* Exercise prompt *
Whenever "Satellites" occurs in a line of the material, list that line.

[[ Data for this exercise open ]]

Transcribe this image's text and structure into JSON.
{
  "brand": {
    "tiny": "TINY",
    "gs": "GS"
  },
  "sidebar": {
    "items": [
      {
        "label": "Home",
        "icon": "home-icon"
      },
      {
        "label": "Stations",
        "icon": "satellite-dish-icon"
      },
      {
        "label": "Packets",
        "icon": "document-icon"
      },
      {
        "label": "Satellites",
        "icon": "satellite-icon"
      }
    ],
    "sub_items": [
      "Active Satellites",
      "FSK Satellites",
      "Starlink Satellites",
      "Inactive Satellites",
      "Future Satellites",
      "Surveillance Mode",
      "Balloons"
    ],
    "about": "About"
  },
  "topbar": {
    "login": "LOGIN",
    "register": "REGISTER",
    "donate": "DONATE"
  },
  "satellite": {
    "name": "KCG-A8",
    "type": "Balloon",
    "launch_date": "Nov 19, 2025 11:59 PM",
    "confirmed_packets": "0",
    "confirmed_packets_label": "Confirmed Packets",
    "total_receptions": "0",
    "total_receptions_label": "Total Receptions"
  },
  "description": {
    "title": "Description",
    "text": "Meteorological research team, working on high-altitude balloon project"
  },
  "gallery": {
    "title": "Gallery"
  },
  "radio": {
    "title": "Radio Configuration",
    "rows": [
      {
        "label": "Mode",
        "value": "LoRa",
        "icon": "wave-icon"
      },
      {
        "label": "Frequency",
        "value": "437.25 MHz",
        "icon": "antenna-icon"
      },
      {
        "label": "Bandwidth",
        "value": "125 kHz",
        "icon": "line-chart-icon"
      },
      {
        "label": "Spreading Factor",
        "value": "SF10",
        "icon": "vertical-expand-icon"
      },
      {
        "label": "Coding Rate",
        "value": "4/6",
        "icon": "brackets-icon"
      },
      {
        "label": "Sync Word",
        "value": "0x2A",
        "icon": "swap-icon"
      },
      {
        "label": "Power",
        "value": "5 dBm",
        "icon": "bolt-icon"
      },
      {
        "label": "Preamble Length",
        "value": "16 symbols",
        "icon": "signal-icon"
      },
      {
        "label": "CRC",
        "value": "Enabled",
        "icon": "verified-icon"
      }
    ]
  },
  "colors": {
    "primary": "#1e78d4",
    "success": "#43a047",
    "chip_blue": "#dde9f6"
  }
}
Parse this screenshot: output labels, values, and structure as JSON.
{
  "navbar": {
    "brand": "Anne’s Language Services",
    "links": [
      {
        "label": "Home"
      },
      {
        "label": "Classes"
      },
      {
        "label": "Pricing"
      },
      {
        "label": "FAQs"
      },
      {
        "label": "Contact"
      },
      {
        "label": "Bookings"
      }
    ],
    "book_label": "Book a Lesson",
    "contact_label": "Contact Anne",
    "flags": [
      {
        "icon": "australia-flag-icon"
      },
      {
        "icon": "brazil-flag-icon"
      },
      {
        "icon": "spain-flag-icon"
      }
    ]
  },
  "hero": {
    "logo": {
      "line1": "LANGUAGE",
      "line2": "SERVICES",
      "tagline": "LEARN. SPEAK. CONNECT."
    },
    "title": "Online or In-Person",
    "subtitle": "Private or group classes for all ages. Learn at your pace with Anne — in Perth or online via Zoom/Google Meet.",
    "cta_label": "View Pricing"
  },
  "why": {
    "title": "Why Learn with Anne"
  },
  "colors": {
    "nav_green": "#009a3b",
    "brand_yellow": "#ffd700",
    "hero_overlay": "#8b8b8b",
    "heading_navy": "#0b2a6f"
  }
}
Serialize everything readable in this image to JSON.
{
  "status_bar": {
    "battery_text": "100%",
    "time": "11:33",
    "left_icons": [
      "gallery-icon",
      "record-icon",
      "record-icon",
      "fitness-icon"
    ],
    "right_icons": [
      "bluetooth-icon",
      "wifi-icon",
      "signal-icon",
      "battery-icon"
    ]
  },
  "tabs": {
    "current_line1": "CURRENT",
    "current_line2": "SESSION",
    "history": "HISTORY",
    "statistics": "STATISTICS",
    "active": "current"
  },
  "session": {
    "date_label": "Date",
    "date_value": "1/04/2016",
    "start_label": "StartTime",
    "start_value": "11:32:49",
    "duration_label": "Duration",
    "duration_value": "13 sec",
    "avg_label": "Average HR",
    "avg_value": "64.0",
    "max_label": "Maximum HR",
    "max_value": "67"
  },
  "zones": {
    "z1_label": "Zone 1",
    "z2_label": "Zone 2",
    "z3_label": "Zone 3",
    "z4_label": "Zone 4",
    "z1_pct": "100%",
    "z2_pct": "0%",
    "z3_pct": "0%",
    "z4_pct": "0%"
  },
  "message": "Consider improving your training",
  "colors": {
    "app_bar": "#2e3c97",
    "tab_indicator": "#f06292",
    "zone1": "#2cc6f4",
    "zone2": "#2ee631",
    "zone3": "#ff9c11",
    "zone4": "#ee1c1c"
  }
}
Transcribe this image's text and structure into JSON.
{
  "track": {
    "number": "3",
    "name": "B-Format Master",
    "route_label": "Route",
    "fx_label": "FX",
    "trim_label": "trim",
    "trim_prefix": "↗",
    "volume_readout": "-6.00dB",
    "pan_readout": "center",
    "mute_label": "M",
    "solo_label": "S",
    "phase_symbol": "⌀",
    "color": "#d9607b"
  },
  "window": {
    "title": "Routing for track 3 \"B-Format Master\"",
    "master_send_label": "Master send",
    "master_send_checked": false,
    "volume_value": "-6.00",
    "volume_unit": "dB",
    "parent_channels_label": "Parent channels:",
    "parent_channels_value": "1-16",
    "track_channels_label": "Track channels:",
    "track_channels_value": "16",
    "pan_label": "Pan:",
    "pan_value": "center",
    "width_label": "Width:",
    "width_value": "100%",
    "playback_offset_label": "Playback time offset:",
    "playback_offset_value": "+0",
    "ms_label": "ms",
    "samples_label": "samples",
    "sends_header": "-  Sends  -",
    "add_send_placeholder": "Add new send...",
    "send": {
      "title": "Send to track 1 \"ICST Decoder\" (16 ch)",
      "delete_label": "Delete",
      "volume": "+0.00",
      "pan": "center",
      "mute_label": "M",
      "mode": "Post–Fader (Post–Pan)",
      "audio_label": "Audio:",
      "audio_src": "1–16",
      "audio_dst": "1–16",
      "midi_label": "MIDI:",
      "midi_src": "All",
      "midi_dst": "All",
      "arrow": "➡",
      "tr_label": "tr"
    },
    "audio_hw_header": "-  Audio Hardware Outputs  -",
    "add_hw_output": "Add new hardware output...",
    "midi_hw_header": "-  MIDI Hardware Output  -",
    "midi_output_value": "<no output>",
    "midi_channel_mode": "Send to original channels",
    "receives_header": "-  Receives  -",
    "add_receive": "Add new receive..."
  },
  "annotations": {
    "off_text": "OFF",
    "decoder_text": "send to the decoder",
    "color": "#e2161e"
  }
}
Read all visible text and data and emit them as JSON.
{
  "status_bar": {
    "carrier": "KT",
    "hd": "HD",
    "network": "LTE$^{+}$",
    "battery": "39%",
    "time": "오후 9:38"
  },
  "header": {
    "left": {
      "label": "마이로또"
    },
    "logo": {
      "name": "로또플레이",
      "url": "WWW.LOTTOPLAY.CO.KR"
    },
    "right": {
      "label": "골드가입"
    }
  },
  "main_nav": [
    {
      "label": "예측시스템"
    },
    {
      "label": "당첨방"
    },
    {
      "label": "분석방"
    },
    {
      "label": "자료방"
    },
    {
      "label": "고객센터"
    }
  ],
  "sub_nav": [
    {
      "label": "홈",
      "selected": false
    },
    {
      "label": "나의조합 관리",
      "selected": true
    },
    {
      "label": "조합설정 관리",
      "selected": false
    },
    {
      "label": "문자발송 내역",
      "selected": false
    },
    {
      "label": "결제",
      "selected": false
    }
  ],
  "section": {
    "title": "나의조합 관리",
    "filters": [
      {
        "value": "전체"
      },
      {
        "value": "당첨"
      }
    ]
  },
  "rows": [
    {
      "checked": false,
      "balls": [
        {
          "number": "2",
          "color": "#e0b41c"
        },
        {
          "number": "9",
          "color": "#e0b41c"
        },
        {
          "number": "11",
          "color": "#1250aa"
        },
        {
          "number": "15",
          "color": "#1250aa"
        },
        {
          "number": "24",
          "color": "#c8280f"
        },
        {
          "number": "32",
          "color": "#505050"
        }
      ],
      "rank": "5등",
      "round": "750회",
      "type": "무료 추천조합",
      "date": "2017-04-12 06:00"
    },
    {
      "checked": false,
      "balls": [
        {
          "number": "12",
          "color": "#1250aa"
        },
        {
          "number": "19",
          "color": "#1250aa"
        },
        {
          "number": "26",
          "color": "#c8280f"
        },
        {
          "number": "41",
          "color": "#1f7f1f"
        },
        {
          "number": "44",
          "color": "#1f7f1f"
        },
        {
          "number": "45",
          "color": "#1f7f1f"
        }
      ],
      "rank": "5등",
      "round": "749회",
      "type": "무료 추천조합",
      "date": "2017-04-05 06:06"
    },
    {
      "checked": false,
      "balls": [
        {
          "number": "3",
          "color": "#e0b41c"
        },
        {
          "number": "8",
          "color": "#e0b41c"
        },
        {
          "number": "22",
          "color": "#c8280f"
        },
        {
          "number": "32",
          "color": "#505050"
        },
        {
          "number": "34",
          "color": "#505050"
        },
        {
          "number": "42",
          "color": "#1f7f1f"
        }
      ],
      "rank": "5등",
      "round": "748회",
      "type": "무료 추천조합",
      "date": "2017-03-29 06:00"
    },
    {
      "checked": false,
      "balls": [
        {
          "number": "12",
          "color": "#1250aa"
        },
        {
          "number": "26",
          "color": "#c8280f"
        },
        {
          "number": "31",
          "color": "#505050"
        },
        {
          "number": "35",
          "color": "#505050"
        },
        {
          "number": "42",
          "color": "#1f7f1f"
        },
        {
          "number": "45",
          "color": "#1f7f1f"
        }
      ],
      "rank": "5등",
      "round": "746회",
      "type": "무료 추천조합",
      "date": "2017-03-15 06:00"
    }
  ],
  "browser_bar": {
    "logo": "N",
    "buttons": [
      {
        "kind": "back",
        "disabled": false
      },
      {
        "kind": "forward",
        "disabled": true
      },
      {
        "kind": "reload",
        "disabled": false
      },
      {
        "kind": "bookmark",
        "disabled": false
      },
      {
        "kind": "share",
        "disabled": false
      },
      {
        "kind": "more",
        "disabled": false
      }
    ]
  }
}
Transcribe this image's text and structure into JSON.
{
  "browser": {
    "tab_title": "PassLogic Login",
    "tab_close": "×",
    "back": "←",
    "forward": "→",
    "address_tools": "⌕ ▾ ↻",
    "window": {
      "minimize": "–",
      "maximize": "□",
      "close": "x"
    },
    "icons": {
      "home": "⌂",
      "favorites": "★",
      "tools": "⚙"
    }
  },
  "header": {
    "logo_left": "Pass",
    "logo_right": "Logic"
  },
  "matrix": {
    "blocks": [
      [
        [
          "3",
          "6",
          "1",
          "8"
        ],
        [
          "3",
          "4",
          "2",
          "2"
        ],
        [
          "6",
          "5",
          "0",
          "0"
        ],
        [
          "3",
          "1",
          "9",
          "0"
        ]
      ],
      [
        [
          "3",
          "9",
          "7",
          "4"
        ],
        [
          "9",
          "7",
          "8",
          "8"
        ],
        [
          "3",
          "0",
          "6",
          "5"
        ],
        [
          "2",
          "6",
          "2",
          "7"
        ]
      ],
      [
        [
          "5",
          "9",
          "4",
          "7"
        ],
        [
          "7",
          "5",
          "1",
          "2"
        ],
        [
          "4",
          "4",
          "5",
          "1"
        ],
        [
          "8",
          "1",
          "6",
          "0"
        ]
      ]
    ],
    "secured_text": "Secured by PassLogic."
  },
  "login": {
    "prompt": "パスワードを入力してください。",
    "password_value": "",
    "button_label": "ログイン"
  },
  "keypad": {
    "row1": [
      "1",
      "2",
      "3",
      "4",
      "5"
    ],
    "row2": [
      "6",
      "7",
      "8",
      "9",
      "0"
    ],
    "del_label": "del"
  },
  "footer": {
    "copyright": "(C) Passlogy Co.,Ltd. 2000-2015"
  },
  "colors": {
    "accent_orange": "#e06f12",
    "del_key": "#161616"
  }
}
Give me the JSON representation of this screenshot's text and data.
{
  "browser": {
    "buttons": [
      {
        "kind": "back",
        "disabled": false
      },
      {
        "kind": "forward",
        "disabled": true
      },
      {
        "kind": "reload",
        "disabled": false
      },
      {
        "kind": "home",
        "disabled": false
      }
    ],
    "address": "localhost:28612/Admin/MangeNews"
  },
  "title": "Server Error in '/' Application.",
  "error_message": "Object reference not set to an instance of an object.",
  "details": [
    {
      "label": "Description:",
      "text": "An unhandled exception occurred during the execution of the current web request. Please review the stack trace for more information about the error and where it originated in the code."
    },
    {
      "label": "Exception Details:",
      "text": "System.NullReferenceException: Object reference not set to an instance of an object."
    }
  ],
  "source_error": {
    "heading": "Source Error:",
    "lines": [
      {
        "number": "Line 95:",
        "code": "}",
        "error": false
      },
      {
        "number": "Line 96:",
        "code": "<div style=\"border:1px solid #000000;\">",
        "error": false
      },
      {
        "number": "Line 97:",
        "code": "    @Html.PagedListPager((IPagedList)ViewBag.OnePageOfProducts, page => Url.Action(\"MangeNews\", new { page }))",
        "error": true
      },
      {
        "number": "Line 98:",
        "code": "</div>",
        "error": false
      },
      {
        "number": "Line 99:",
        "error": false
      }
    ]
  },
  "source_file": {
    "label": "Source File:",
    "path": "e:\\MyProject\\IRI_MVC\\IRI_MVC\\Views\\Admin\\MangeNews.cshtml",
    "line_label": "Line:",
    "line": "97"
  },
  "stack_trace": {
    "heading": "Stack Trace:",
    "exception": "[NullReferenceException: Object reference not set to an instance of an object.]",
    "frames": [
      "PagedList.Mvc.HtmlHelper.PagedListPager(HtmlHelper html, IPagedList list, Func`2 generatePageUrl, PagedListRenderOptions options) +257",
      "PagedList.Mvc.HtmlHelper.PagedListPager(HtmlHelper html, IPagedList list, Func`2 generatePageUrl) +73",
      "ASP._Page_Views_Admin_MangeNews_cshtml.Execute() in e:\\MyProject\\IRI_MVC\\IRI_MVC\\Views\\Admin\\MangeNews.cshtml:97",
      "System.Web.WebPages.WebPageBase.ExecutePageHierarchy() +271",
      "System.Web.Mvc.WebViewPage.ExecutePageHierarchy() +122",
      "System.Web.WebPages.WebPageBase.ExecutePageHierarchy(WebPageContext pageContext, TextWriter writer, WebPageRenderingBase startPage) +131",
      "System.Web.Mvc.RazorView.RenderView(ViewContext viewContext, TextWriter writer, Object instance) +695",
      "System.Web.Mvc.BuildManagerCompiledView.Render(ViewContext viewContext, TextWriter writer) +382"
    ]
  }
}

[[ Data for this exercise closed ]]

* Task response *
        "label": "Satellites",
      "Active Satellites",
      "FSK Satellites",
      "Starlink Satellites",
      "Inactive Satellites",
      "Future Satellites",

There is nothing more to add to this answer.